The Barretts enter the circle. Merry walks backward and makes a snake’s path in the red soil with her dragged plank. She wonders if she’ll be able to follow the path back to her house and then how long before the path is erased.
The circle’s center is not marked, but is easily found, or determined. Dad throws his plank to the ground, kicking up a dust cloud that settles and disappears quickly. He apologises, and Merry isn’t sure to whom he’s apologising.
Mom admonishes Merry to come closer and pay attention to what she is doing. The villagers are watching and Merry feels like she’s shrinking and shrivelling up. She wishes she could hide. Mom holds the plank upright, its base rooted to the ground. Dad and Merry do the same with their planks and become the other two vertices of the family triangle. Dad opens his mouth as though he’s going to say something but doesn’t. Merry wonders if he was supposed to speak. Maybe he forgets the words. Maybe he’s ruined everything.
Merry doesn’t know where her parents got the wood. She doesn’t think they got the planks from a neighbour or from the market. She worries her parents took boards out of the walls or from the ceiling or the floors or from some other really important area that needs those wooden planks to help keep their house from falling down.
On an unseen and unheard cue, the Barretts tilt the planks toward each other until all three intersect at their top ends.
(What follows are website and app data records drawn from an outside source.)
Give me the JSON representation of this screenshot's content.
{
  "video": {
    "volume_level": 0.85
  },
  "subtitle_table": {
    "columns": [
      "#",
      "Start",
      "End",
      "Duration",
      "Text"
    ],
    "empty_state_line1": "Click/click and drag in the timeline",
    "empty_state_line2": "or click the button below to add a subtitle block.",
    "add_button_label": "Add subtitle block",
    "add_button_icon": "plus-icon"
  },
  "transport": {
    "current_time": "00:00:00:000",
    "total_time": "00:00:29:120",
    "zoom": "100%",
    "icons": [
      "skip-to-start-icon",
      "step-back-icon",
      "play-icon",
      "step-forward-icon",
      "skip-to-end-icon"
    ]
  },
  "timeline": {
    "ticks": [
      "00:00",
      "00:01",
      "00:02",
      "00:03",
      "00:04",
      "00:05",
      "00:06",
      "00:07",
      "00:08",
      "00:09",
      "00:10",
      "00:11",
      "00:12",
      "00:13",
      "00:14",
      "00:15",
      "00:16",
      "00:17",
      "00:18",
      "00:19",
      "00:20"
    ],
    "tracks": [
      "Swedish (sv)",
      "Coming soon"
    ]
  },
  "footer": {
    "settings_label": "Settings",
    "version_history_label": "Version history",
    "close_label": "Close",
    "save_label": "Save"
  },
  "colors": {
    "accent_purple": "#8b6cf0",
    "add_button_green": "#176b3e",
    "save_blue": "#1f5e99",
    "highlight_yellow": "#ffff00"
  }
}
The Barretts let go and the planks form a free-standing tripod frame, the bare bones of a crude pyramid. Merry wants to sit inside and pretend this is meant for her to stay in forever.
Mom and Dad announce in unison, “This is the first temple.”
Merry remembers she was supposed to say the same thing. The villagers judge her silence, tsk-tsking their disapproval. She hopes she isn’t going to be in trouble later.
Everyone is still for a long time. Maybe the ceremony is over but no one realises it.
Mom lashes out with a foot and sweeps away one plank. Dad makes a noise Merry never wants to hear again. All three planks fall to the ground.
Mom and Dad each take one of Merry’s hands and they walk out of the circle. Merry drags her feet, wanting to create more snake paths to confuse anyone who might try to follow, but she can’t do that and keep up with her parents.
The villagers slowly enter the circle and commune at the small pile of rubble. They begin discussions that will continue until dark, discussions that will not be of any concern of the Barrett family. At least not yet.
As soon as she gets home, Merry runs upstairs to Marjorie’s bedroom and tells her all about the ceremony. Marjorie isn’t well and had to stay home, stuck in bed, huddled under the covers.
Paul Tremblay has won the Bram Stoker, British Fantasy, and Massachusetts Book awards and is the author of Disappearance at Devil’s Rock, A Head Full of Ghosts, The Cabin at the End of the World and The Little Sleep. He is currently a member of the board of directors for the Shirley Jackson Awards, and his essays and short fiction have appeared in the Los Angeles Times, Entertainment Weekly.com, and numerous year’s-best anthologies. He has a master’s degree in mathematics and lives outside Boston with his family. www.paultremblay.net
Growing Things And Other Stories is out in 2019. Get all the latest fantasy news with every issue of SciFiNow.